Illegal drugs, particularly cocaine, are also very dangerous. They produce direct damage and can cause spasms in the arteries of the brain, thus facilitating the formation of local thrombi or the occlusion of an artery which eventually gives rise to a stroke. We see this with quite some frequency. On one of my latest duty shifts, I attended three young patients who needed a mechanical thrombectomy. One of them, about 30 years old, had consumed this substance that same night. Days later we talked to him about the consequences he could have suffered. I don’t think he’ll take cocaine again. It’s a very serious matter and it affects an ever-increasing number of people, resulting in rising figures of young people suffering strokes.

One of the major advances in your hospital has been the introduction of telemedicine. What are its benefits?

The stroke unit at La Paz, for example, is connected with another center which has no such unit, via a system that enables us to supervise the work of emergency physicians at smaller facilities where no neurologist is on duty, giving them the instructions they need. Telemedicine is proving to be a great step forward. It enables us to examine the patient, consult the results of any tests done and swiftly decide which treatment is best, even before the victim is transferred by ambulance. It must be borne in mind that we only have a few hours within which to provide certain emergency treatment, such as intravenous thrombolysis.

Do you think diagnoses today are more frequent and better?

Without a doubt. Patients reach us earlier and doctors are better prepared to identify an emergency, be able to diagnose a patient quickly, know what kind of a stroke it is and what treatment should be administered.

What do you feel have been the most outstanding discoveries regarding strokes in recent years?

What has most influenced our strategy in relation to this disease are the stroke units and the reperfusion therapies – thrombolysis and thrombectomy – which are certainly helping to mitigate the sequelae. For those patients who have not fully recovered, it is necessary to boost rehabilitation work and studies of brain repair therapies that could help them. In this sense, we are conducting various lines of investigation, some with stem cells, and identifying those factors which foster the plasticity of the brain. Contrary to what was previously believed, damaged neurons, just like other parts of our body, are capable of recovering from an injury.
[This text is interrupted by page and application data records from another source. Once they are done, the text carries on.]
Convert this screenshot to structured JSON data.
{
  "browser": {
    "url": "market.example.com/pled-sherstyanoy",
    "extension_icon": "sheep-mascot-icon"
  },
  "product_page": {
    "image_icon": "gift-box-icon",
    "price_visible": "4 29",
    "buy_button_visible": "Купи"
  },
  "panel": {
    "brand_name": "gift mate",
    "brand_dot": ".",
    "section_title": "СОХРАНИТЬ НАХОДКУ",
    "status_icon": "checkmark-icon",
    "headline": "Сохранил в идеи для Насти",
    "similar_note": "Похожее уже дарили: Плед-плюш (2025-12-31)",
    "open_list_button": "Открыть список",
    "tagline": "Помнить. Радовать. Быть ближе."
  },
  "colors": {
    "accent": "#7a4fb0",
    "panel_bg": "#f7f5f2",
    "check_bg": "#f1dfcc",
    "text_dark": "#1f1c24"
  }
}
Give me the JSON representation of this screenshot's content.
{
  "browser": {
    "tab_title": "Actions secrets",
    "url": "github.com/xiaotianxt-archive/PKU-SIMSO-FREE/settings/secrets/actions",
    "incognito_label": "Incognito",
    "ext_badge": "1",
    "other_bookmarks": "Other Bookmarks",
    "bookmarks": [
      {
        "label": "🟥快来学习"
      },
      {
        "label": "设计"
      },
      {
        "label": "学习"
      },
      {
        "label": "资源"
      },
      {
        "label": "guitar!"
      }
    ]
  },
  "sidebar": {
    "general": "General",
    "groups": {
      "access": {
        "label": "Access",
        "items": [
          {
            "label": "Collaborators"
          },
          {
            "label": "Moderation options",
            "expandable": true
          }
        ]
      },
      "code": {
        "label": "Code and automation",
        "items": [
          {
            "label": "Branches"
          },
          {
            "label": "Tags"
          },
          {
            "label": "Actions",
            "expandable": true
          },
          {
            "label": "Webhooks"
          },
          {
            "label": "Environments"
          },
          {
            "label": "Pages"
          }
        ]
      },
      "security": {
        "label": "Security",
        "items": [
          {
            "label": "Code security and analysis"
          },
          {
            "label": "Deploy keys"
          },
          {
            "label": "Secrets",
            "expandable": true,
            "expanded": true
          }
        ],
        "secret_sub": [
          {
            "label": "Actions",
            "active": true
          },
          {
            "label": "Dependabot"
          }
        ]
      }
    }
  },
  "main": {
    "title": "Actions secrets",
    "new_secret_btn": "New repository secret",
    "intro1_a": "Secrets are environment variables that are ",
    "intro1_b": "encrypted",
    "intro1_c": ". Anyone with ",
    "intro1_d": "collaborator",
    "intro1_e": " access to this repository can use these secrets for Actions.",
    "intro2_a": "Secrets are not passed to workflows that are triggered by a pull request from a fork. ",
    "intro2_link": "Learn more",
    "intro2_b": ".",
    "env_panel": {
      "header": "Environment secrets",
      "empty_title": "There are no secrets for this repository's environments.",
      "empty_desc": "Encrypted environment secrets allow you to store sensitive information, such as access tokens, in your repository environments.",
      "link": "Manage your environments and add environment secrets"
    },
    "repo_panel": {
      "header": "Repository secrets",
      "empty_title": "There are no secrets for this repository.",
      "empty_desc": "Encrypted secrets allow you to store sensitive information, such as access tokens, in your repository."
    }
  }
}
Even the healthy ones can take over the functions of others that have died. Today we know that the brain can be repaired, especially if action is taken quickly.

Is this condition equally prevalent in the rest of Europe? And in Latin America?

Except for the Eastern European countries, the situation is very similar in the rest of Europe to that in Spain as regards resources and research. In Latin America, the situation varies a great deal, although the risk factors are very similar. In general, we are talking about a region with many rural areas far from their capital cities, where citizens face an additional barrier, namely being unable to afford the cost of these treatments. The various health systems are by no means on a par. Even the public centers do not cover all the advances in the treatment of this disease. In fact, very few include a thrombectomy, for example. I’d like to highlight the work being done in Argentina, Chile and Brazil, an example of really well organized stroke units which even reach into the state of Amazonas. In Mexico and Colombia, for example, progress is also being made.